*Stored data entries*:
----

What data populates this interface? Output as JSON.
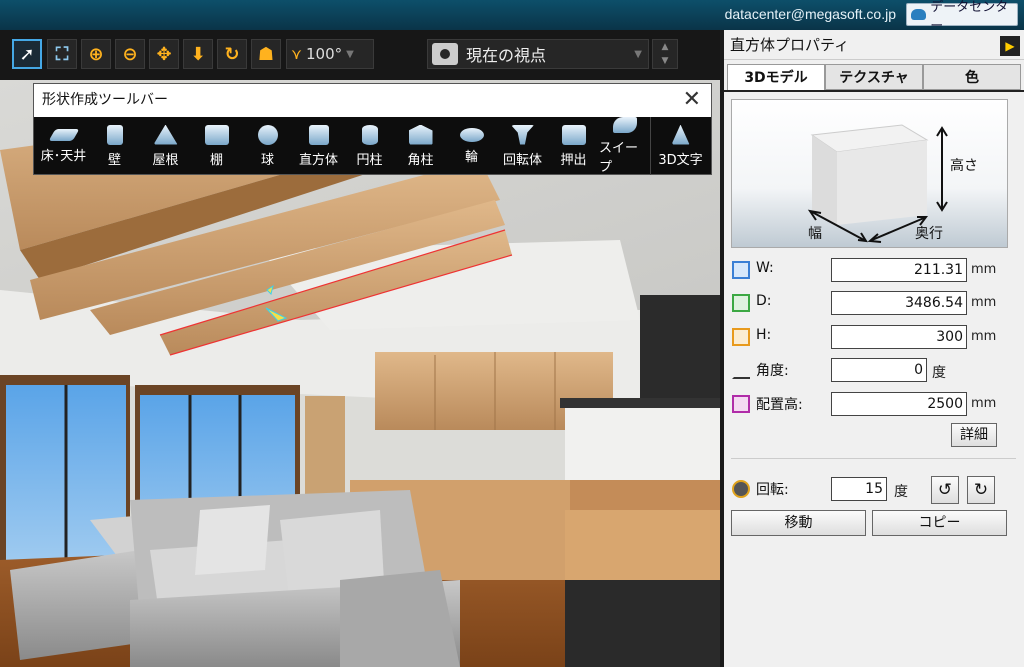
{
  "topbar": {
    "email": "datacenter@megasoft.co.jp",
    "datacenter_label": "データセンター"
  },
  "toolbar": {
    "icons": [
      "select-arrow-icon",
      "fit-view-icon",
      "zoom-in-icon",
      "zoom-out-icon",
      "pan-icon",
      "move-down-icon",
      "orbit-icon",
      "walk-icon",
      "fov-icon"
    ],
    "fov_value": "100°",
    "viewpoint": "現在の視点"
  },
  "shape_toolbar": {
    "title": "形状作成ツールバー",
    "items": [
      "床･天井",
      "壁",
      "屋根",
      "棚",
      "球",
      "直方体",
      "円柱",
      "角柱",
      "輪",
      "回転体",
      "押出",
      "スイープ",
      "3D文字"
    ]
  },
  "panel": {
    "title": "直方体プロパティ",
    "tabs": [
      "3Dモデル",
      "テクスチャ",
      "色"
    ],
    "preview": {
      "height": "高さ",
      "width": "幅",
      "depth": "奥行"
    },
    "props": [
      {
        "label": "W:",
        "value": "211.31",
        "unit": "mm"
      },
      {
        "label": "D:",
        "value": "3486.54",
        "unit": "mm"
      },
      {
        "label": "H:",
        "value": "300",
        "unit": "mm"
      },
      {
        "label": "角度:",
        "value": "0",
        "unit": "度"
      },
      {
        "label": "配置高:",
        "value": "2500",
        "unit": "mm"
      }
    ],
    "detail_label": "詳細",
    "rotation": {
      "label": "回転:",
      "value": "15",
      "unit": "度"
    },
    "move_label": "移動",
    "copy_label": "コピー"
  }
}
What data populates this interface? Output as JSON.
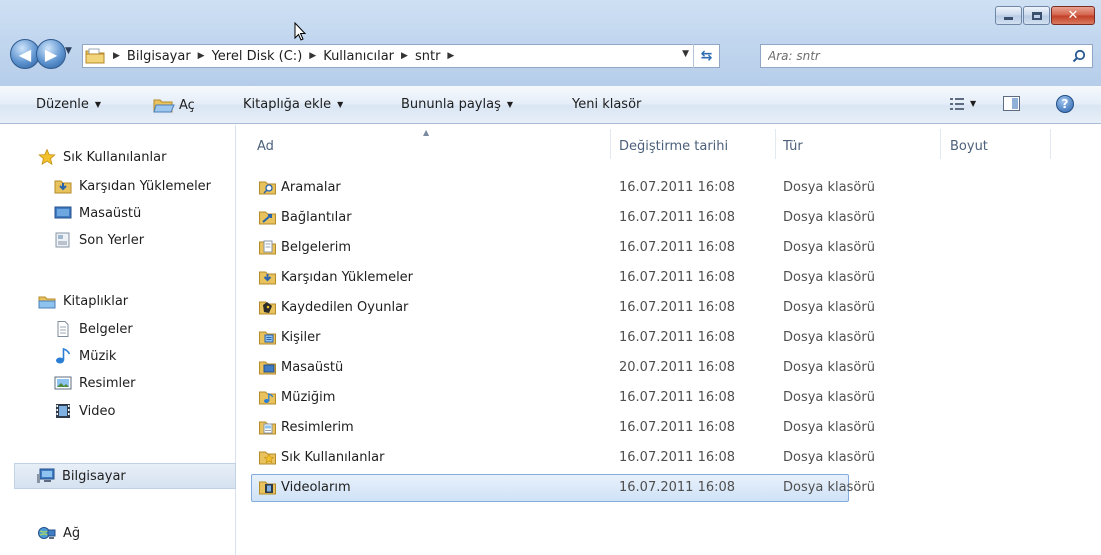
{
  "window": {
    "caption_buttons": {
      "minimize": "minimize",
      "maximize": "maximize",
      "close": "✕"
    }
  },
  "address_bar": {
    "crumbs": [
      "Bilgisayar",
      "Yerel Disk (C:)",
      "Kullanıcılar",
      "sntr"
    ]
  },
  "search": {
    "placeholder": "Ara: sntr"
  },
  "toolbar": {
    "organize": "Düzenle",
    "open": "Aç",
    "add_to_library": "Kitaplığa ekle",
    "share_with": "Bununla paylaş",
    "new_folder": "Yeni klasör"
  },
  "nav_pane": {
    "favorites": "Sık Kullanılanlar",
    "favorites_items": [
      "Karşıdan Yüklemeler",
      "Masaüstü",
      "Son Yerler"
    ],
    "libraries": "Kitaplıklar",
    "libraries_items": [
      "Belgeler",
      "Müzik",
      "Resimler",
      "Video"
    ],
    "computer": "Bilgisayar",
    "network": "Ağ"
  },
  "columns": {
    "name": "Ad",
    "modified": "Değiştirme tarihi",
    "type": "Tür",
    "size": "Boyut"
  },
  "files": [
    {
      "name": "Aramalar",
      "modified": "16.07.2011 16:08",
      "type": "Dosya klasörü"
    },
    {
      "name": "Bağlantılar",
      "modified": "16.07.2011 16:08",
      "type": "Dosya klasörü"
    },
    {
      "name": "Belgelerim",
      "modified": "16.07.2011 16:08",
      "type": "Dosya klasörü"
    },
    {
      "name": "Karşıdan Yüklemeler",
      "modified": "16.07.2011 16:08",
      "type": "Dosya klasörü"
    },
    {
      "name": "Kaydedilen Oyunlar",
      "modified": "16.07.2011 16:08",
      "type": "Dosya klasörü"
    },
    {
      "name": "Kişiler",
      "modified": "16.07.2011 16:08",
      "type": "Dosya klasörü"
    },
    {
      "name": "Masaüstü",
      "modified": "20.07.2011 16:08",
      "type": "Dosya klasörü"
    },
    {
      "name": "Müziğim",
      "modified": "16.07.2011 16:08",
      "type": "Dosya klasörü"
    },
    {
      "name": "Resimlerim",
      "modified": "16.07.2011 16:08",
      "type": "Dosya klasörü"
    },
    {
      "name": "Sık Kullanılanlar",
      "modified": "16.07.2011 16:08",
      "type": "Dosya klasörü"
    },
    {
      "name": "Videolarım",
      "modified": "16.07.2011 16:08",
      "type": "Dosya klasörü"
    }
  ],
  "selected_file": "Videolarım",
  "colors": {
    "folder": "#e8c25c",
    "selection_border": "#84acdd",
    "selection_fill": "#d9e8f8",
    "chrome": "#c2d7ef"
  }
}
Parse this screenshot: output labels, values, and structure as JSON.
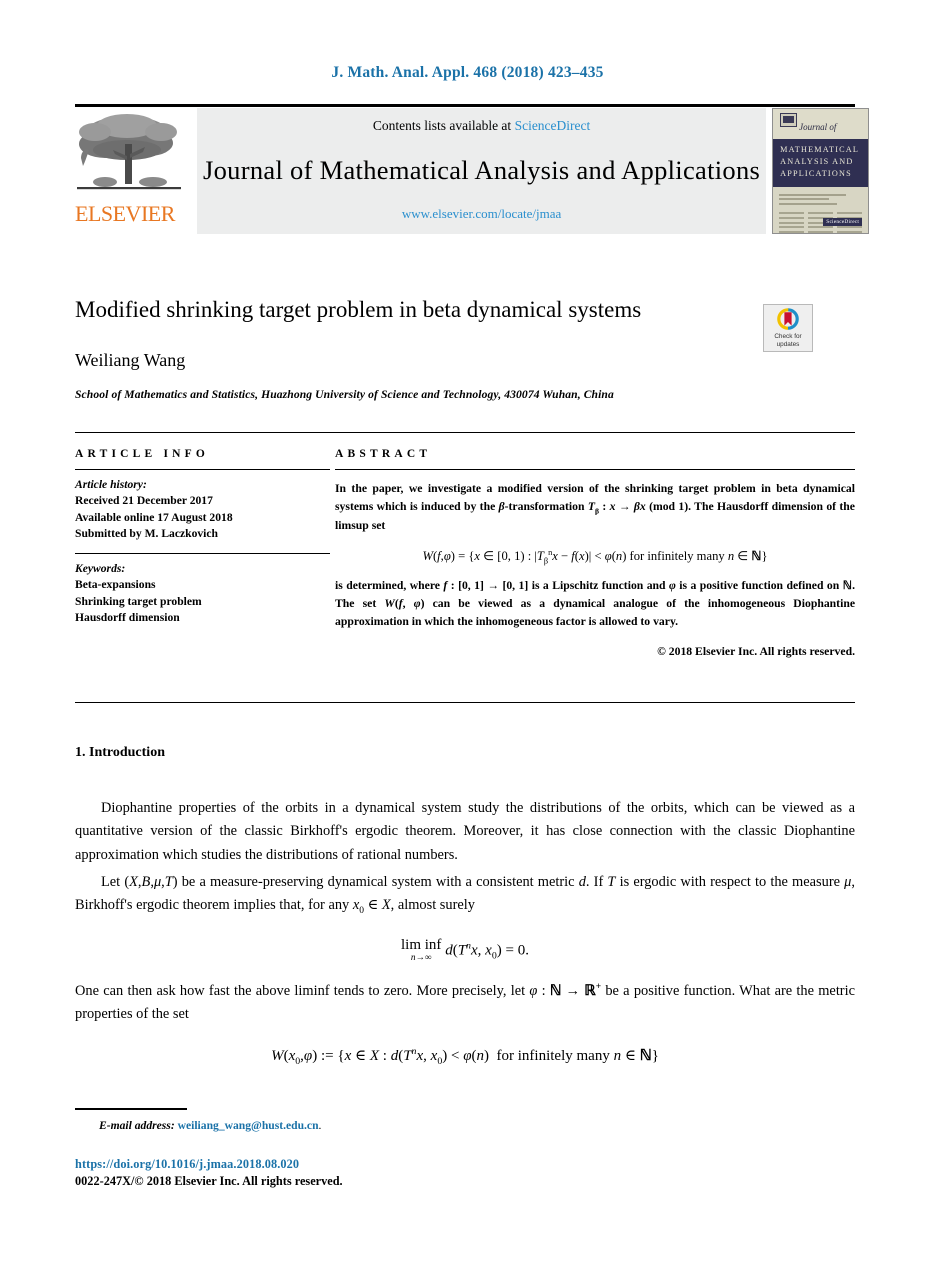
{
  "running_head": "J. Math. Anal. Appl. 468 (2018) 423–435",
  "masthead": {
    "contents_prefix": "Contents lists available at ",
    "sciencedirect": "ScienceDirect",
    "journal_title": "Journal of Mathematical Analysis and Applications",
    "journal_url": "www.elsevier.com/locate/jmaa",
    "publisher_wordmark": "ELSEVIER",
    "cover": {
      "script_line": "Journal of",
      "band_line1": "MATHEMATICAL",
      "band_line2": "ANALYSIS AND",
      "band_line3": "APPLICATIONS",
      "sd_badge": "ScienceDirect"
    },
    "link_color": "#2a8fce",
    "accent_color": "#e87722"
  },
  "article": {
    "title": "Modified shrinking target problem in beta dynamical systems",
    "author": "Weiliang Wang",
    "affiliation": "School of Mathematics and Statistics, Huazhong University of Science and Technology, 430074 Wuhan, China",
    "crossmark": {
      "line1": "Check for",
      "line2": "updates"
    }
  },
  "info": {
    "label": "ARTICLE INFO",
    "history_label": "Article history:",
    "history": [
      "Received 21 December 2017",
      "Available online 17 August 2018",
      "Submitted by M. Laczkovich"
    ],
    "keywords_label": "Keywords:",
    "keywords": [
      "Beta-expansions",
      "Shrinking target problem",
      "Hausdorff dimension"
    ]
  },
  "abstract": {
    "label": "ABSTRACT",
    "paragraph1": "In the paper, we investigate a modified version of the shrinking target problem in beta dynamical systems which is induced by the β-transformation Tβ : x → βx (mod 1). The Hausdorff dimension of the limsup set",
    "equation": "W(f,φ) = {x ∈ [0, 1) : |Tβⁿ x − f(x)| < φ(n) for infinitely many n ∈ ℕ}",
    "paragraph2": "is determined, where f : [0, 1] → [0, 1] is a Lipschitz function and φ is a positive function defined on ℕ. The set W(f, φ) can be viewed as a dynamical analogue of the inhomogeneous Diophantine approximation in which the inhomogeneous factor is allowed to vary.",
    "copyright": "© 2018 Elsevier Inc. All rights reserved."
  },
  "body": {
    "section_number": "1.",
    "section_title": "Introduction",
    "paragraph1": "Diophantine properties of the orbits in a dynamical system study the distributions of the orbits, which can be viewed as a quantitative version of the classic Birkhoff's ergodic theorem. Moreover, it has close connection with the classic Diophantine approximation which studies the distributions of rational numbers.",
    "paragraph2": "Let (X, B, μ, T) be a measure-preserving dynamical system with a consistent metric d. If T is ergodic with respect to the measure μ, Birkhoff's ergodic theorem implies that, for any x₀ ∈ X, almost surely",
    "equation1": "liminf_{n→∞} d(Tⁿx, x₀) = 0.",
    "paragraph3": "One can then ask how fast the above liminf tends to zero. More precisely, let φ : ℕ → ℝ⁺ be a positive function. What are the metric properties of the set",
    "equation2": "W(x₀, φ) := {x ∈ X : d(Tⁿx, x₀) < φ(n)  for infinitely many n ∈ ℕ}"
  },
  "footer": {
    "email_label": "E-mail address:",
    "email": "weiliang_wang@hust.edu.cn",
    "email_period": ".",
    "doi": "https://doi.org/10.1016/j.jmaa.2018.08.020",
    "issn": "0022-247X/© 2018 Elsevier Inc. All rights reserved."
  }
}
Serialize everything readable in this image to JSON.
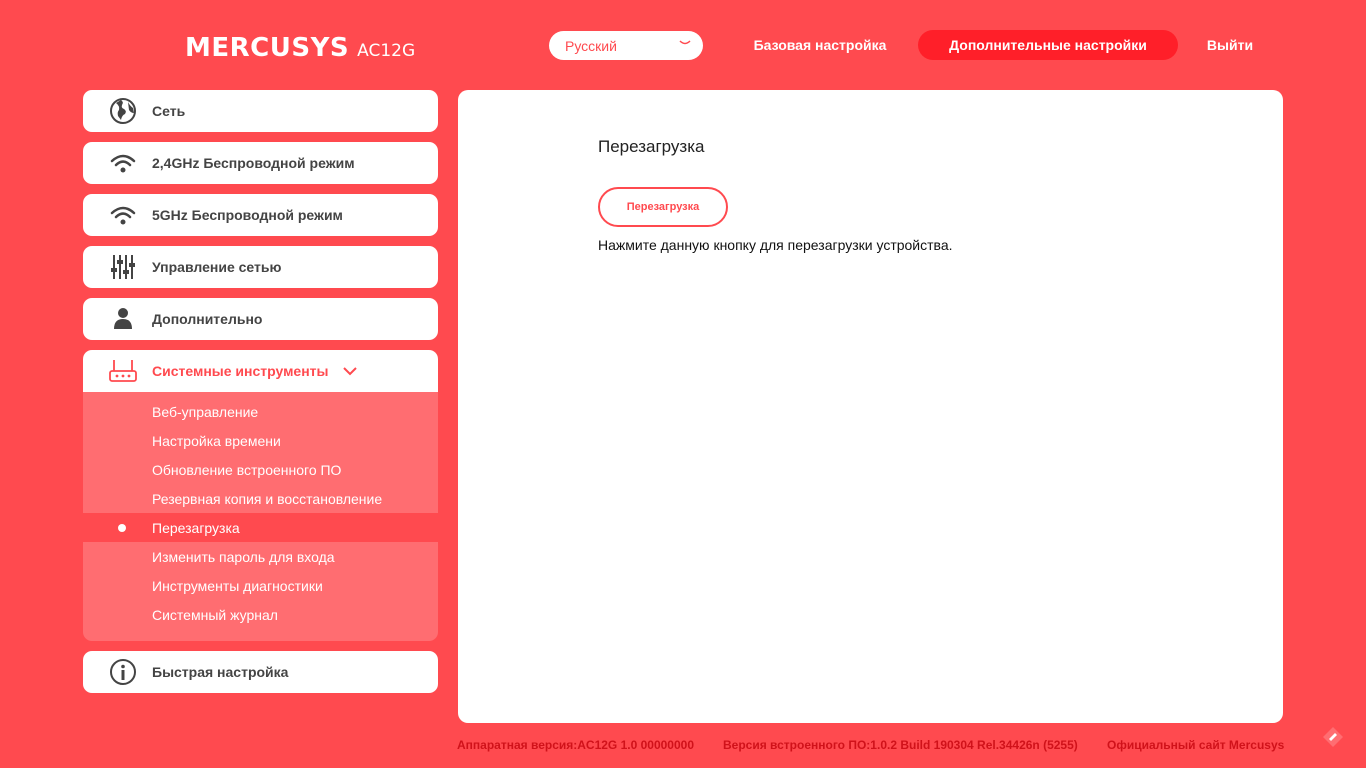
{
  "header": {
    "brand": "MERCUSYS",
    "model": "AC12G",
    "language": "Русский",
    "nav_basic": "Базовая настройка",
    "nav_advanced": "Дополнительные настройки",
    "nav_logout": "Выйти"
  },
  "sidebar": {
    "items": [
      {
        "label": "Сеть",
        "icon": "globe-icon"
      },
      {
        "label": "2,4GHz Беспроводной режим",
        "icon": "wifi-icon"
      },
      {
        "label": "5GHz Беспроводной режим",
        "icon": "wifi-icon"
      },
      {
        "label": "Управление сетью",
        "icon": "sliders-icon"
      },
      {
        "label": "Дополнительно",
        "icon": "user-icon"
      }
    ],
    "system_tools": {
      "label": "Системные инструменты",
      "icon": "router-icon",
      "subitems": [
        "Веб-управление",
        "Настройка времени",
        "Обновление встроенного ПО",
        "Резервная копия и восстановление",
        "Перезагрузка",
        "Изменить пароль для входа",
        "Инструменты диагностики",
        "Системный журнал"
      ],
      "selected_index": 4
    },
    "quick_setup": {
      "label": "Быстрая настройка",
      "icon": "info-icon"
    }
  },
  "main": {
    "title": "Перезагрузка",
    "button_label": "Перезагрузка",
    "description": "Нажмите данную кнопку для перезагрузки устройства."
  },
  "footer": {
    "hardware": "Аппаратная версия:AC12G 1.0 00000000",
    "firmware": "Версия встроенного ПО:1.0.2 Build 190304 Rel.34426n (5255)",
    "official_site": "Официальный сайт Mercusys"
  },
  "colors": {
    "background": "#ff4a4f",
    "accent": "#ff1f29",
    "submenu": "#ff6d71",
    "footer_text": "#d0121a"
  }
}
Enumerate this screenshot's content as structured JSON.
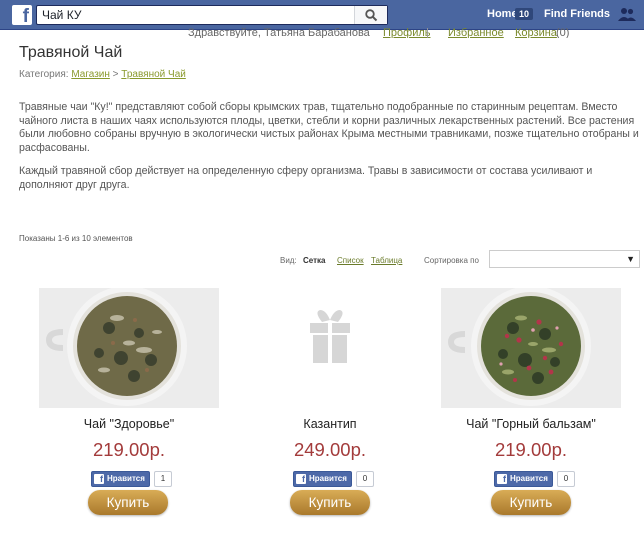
{
  "fbbar": {
    "logo": "f",
    "search_value": "Чай КУ",
    "home_label": "Home",
    "home_badge": "10",
    "find_friends_label": "Find Friends"
  },
  "userbar": {
    "greeting": "Здравствуйте, Татьяна Барабанова",
    "profile_link": "Профиль",
    "separator": "|",
    "favorites_link": "Избранное",
    "cart_link": "Корзина",
    "cart_count": "(0)"
  },
  "page": {
    "title": "Травяной Чай",
    "breadcrumb_prefix": "Категория:",
    "breadcrumb_shop": "Магазин",
    "breadcrumb_sep": ">",
    "breadcrumb_current": "Травяной Чай",
    "description_1": "Травяные чаи \"Ку!\" представляют собой сборы крымских трав, тщательно подобранные по старинным рецептам. Вместо чайного листа в наших чаях используются плоды, цветки, стебли и корни различных лекарственных растений. Все растения были любовно собраны вручную в экологически чистых районах Крыма местными травниками, позже тщательно отобраны и расфасованы.",
    "description_2": "Каждый травяной сбор действует на определенную сферу организма. Травы в зависимости от состава усиливают и дополняют друг друга.",
    "count_text": "Показаны 1-6 из 10 элементов"
  },
  "view": {
    "label": "Вид:",
    "grid": "Сетка",
    "list": "Список",
    "table": "Таблица",
    "sort_label": "Сортировка по",
    "sort_value": ""
  },
  "products": [
    {
      "name": "Чай \"Здоровье\"",
      "price": "219.00р.",
      "like_label": "Нравится",
      "like_count": "1",
      "buy_label": "Купить",
      "image_icon": "tea-cup-image"
    },
    {
      "name": "Казантип",
      "price": "249.00р.",
      "like_label": "Нравится",
      "like_count": "0",
      "buy_label": "Купить",
      "image_icon": "gift-icon"
    },
    {
      "name": "Чай \"Горный бальзам\"",
      "price": "219.00р.",
      "like_label": "Нравится",
      "like_count": "0",
      "buy_label": "Купить",
      "image_icon": "tea-cup-image"
    }
  ],
  "colors": {
    "fb_blue": "#4a66a0",
    "link_green": "#8a9a2d",
    "price_red": "#a33b3b",
    "buy_gold": "#c9983f"
  }
}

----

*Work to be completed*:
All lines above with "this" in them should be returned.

*Answer to the exercise*:
What data populates this interface? Output as JSON.
What data populates this interface? Output as JSON.
Parse this screenshot: output labels, values, and structure as JSON.
Serialize everything readable in this image to JSON.
Enumerate this screenshot's content as structured JSON.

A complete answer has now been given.